### WHAT THE EXERCISE ASKS
What is needed is an exact copy of the listing, with no pictures in it.

*** Block opens ***

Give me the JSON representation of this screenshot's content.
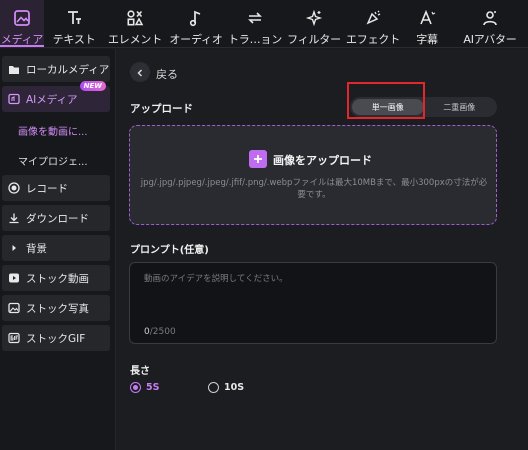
{
  "toolbar": {
    "tabs": [
      {
        "label": "メディア",
        "icon": "media-icon",
        "active": true
      },
      {
        "label": "テキスト",
        "icon": "text-icon"
      },
      {
        "label": "エレメント",
        "icon": "elements-icon"
      },
      {
        "label": "オーディオ",
        "icon": "music-note-icon"
      },
      {
        "label": "トラ…ョン",
        "icon": "transition-icon"
      },
      {
        "label": "フィルター",
        "icon": "sparkle-icon"
      },
      {
        "label": "エフェクト",
        "icon": "effect-icon"
      },
      {
        "label": "字幕",
        "icon": "caption-icon"
      },
      {
        "label": "AIアバター",
        "icon": "avatar-icon"
      }
    ]
  },
  "sidebar": {
    "local_media": "ローカルメディア",
    "ai_media": "AIメディア",
    "new_badge": "NEW",
    "sub_image_to_video": "画像を動画に...",
    "sub_my_projects": "マイプロジェ...",
    "record": "レコード",
    "download": "ダウンロード",
    "background": "背景",
    "stock_video": "ストック動画",
    "stock_photo": "ストック写真",
    "stock_gif": "ストックGIF"
  },
  "main": {
    "back_label": "戻る",
    "upload_title": "アップロード",
    "mode_single": "単一画像",
    "mode_double": "二重画像",
    "upload_button": "画像をアップロード",
    "upload_note": "jpg/.jpg/.pjpeg/.jpeg/.jfif/.png/.webpファイルは最大10MBまで、最小300pxの寸法が必要です。",
    "prompt_title": "プロンプト(任意)",
    "prompt_placeholder": "動画のアイデアを説明してください。",
    "prompt_count_current": "0",
    "prompt_count_max": "/2500",
    "length_title": "長さ",
    "length_5s": "5S",
    "length_10s": "10S"
  },
  "colors": {
    "accent": "#c77cf5",
    "highlight": "#e3262c",
    "background": "#1c1d21"
  }
}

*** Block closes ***

### RESULT
Give me the JSON representation of this screenshot's content.
{
  "toolbar": {
    "tabs": [
      {
        "label": "メディア",
        "icon": "media-icon",
        "active": true
      },
      {
        "label": "テキスト",
        "icon": "text-icon"
      },
      {
        "label": "エレメント",
        "icon": "elements-icon"
      },
      {
        "label": "オーディオ",
        "icon": "music-note-icon"
      },
      {
        "label": "トラ…ョン",
        "icon": "transition-icon"
      },
      {
        "label": "フィルター",
        "icon": "sparkle-icon"
      },
      {
        "label": "エフェクト",
        "icon": "effect-icon"
      },
      {
        "label": "字幕",
        "icon": "caption-icon"
      },
      {
        "label": "AIアバター",
        "icon": "avatar-icon"
      }
    ]
  },
  "sidebar": {
    "local_media": "ローカルメディア",
    "ai_media": "AIメディア",
    "new_badge": "NEW",
    "sub_image_to_video": "画像を動画に...",
    "sub_my_projects": "マイプロジェ...",
    "record": "レコード",
    "download": "ダウンロード",
    "background": "背景",
    "stock_video": "ストック動画",
    "stock_photo": "ストック写真",
    "stock_gif": "ストックGIF"
  },
  "main": {
    "back_label": "戻る",
    "upload_title": "アップロード",
    "mode_single": "単一画像",
    "mode_double": "二重画像",
    "upload_button": "画像をアップロード",
    "upload_note": "jpg/.jpg/.pjpeg/.jpeg/.jfif/.png/.webpファイルは最大10MBまで、最小300pxの寸法が必要です。",
    "prompt_title": "プロンプト(任意)",
    "prompt_placeholder": "動画のアイデアを説明してください。",
    "prompt_count_current": "0",
    "prompt_count_max": "/2500",
    "length_title": "長さ",
    "length_5s": "5S",
    "length_10s": "10S"
  },
  "colors": {
    "accent": "#c77cf5",
    "highlight": "#e3262c",
    "background": "#1c1d21"
  }
}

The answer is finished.